Retail and other businesses deemed to be at a lower risk during the COVID-19 outbreak can reopen as soon as the end of the week if they implement the necessary safety measures, Gov. Gavin Newsom announced Monday.
That can mean curbside pickup as early as Friday at retailers such as clothing stores, bookstores, and in time for Mother’s Day, florists, as well the manufacturing and supply chains involved in those businesses.
The move marks the second phase of a four-stage reopening roadmap Newsom laid out at the end of April. Hair and nail salons, entertainment and sporting venues, religious services and weddings are part of the third stage, which will start in “months, not weeks,” the governor said at the time.
This week’s advancement will not include shopping malls, dine-in seating at restaurants and offices that can operate remotely, Newsom and California Department of Public Health Director Dr. Sonia Angell emphasized.
Local jurisdictions may keep rules that are more or less strict than the state’s, as long as they continue to help California’s goals in curbing the spread of the coronavirus.
Rural areas may reopen more businesses, for example, while some places like the Bay Area choose to impose limits more restrictive than the state’s.
Newsom also noted that customers may not be willing to come right away and underscored the need for businesses to prioritize safety.
State authorities plan to release further guidelines on reopening on Thursday.
The announcement came as three counties in Northern California have started to defy the statewide stay-at-home order and reopen businesses.
The state also just agreed to reopen Laguna Beach and San Clemente beaches days after Newsom ordered the closure of Orange County’s coast.
On Monday, California reported a 1.9% decline in its COVID-19 hospitalization rate and 39 new deaths—an improvement to the number of fatal cases that in past weeks reached the triple digits.
The losses nonetheless serve as a tragic reminder of the pandemic’s toll on many California families, the governor said. The coronavirus has killed more than 2,200 people in the state.
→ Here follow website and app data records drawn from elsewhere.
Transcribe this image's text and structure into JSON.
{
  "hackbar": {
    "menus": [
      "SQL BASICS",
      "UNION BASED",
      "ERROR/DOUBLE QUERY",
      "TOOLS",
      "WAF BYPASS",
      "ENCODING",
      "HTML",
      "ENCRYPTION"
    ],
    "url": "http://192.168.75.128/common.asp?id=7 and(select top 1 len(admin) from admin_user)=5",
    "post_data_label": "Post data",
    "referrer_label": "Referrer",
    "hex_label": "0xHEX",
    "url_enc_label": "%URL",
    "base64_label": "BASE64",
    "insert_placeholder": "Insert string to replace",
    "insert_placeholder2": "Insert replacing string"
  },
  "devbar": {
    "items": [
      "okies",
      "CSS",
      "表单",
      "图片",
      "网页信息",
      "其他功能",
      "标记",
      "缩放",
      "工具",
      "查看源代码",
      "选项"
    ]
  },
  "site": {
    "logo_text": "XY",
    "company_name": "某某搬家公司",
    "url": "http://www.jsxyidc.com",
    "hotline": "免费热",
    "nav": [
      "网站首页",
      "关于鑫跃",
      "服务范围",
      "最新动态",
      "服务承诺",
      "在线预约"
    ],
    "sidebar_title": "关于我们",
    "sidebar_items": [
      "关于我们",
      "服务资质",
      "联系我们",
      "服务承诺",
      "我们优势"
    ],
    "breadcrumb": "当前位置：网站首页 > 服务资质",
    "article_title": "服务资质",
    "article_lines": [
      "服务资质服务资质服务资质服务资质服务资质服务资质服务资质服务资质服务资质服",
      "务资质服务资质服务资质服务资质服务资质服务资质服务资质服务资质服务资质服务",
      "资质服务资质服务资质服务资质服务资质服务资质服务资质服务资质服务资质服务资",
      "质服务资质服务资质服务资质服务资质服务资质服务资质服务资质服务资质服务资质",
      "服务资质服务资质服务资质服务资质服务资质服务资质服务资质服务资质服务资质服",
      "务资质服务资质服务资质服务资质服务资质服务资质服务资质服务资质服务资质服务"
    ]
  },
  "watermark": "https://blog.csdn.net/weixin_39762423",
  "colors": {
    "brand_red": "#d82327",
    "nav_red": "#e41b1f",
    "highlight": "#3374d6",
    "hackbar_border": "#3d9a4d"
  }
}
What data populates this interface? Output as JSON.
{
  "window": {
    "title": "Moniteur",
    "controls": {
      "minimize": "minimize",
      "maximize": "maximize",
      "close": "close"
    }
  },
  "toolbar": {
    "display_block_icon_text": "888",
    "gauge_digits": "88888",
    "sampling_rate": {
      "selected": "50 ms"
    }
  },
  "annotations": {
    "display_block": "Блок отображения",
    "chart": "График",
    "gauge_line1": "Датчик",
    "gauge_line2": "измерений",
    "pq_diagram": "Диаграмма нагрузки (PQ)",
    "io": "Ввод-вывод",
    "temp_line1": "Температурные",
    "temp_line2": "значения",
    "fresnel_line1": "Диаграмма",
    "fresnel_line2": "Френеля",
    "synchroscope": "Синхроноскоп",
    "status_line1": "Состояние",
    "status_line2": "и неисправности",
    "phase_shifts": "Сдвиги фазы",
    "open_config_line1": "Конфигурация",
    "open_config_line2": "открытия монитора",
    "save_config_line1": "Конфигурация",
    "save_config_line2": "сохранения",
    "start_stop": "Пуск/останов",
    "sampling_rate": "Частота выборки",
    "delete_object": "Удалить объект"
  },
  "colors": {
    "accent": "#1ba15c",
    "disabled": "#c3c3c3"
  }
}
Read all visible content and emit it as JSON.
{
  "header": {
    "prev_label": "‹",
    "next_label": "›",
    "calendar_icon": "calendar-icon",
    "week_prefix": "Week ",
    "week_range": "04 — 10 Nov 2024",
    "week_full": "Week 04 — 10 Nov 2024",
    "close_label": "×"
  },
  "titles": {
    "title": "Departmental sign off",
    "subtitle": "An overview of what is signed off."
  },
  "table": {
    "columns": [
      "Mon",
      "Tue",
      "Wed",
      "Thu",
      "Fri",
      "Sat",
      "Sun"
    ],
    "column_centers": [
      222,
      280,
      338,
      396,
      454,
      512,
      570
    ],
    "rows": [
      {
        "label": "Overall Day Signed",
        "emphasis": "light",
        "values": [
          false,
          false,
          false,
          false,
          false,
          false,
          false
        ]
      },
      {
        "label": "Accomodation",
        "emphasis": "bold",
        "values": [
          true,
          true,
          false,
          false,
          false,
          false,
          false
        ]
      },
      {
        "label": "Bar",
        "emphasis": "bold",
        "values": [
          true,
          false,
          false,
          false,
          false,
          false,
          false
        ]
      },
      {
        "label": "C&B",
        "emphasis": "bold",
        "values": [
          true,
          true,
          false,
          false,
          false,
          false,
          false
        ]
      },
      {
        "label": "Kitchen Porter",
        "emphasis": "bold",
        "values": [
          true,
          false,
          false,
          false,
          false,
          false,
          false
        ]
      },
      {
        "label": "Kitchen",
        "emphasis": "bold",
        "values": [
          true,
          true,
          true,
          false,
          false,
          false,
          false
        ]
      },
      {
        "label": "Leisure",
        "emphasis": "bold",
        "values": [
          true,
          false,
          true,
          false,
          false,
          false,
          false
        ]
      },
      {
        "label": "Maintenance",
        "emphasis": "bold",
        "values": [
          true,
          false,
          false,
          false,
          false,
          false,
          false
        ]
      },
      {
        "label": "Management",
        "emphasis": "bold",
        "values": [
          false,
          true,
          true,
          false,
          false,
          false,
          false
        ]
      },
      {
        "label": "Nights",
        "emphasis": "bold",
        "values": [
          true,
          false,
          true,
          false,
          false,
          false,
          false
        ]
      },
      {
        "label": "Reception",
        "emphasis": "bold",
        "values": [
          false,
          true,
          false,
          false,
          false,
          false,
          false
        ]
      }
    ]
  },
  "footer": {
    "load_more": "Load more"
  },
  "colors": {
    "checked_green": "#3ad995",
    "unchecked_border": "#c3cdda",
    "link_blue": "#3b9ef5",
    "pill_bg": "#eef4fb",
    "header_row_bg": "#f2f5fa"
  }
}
“This virus has not gone away,” Newsom said. “Let’s not develop amnesia. Let’s not forget why we’re in this position in the first place.”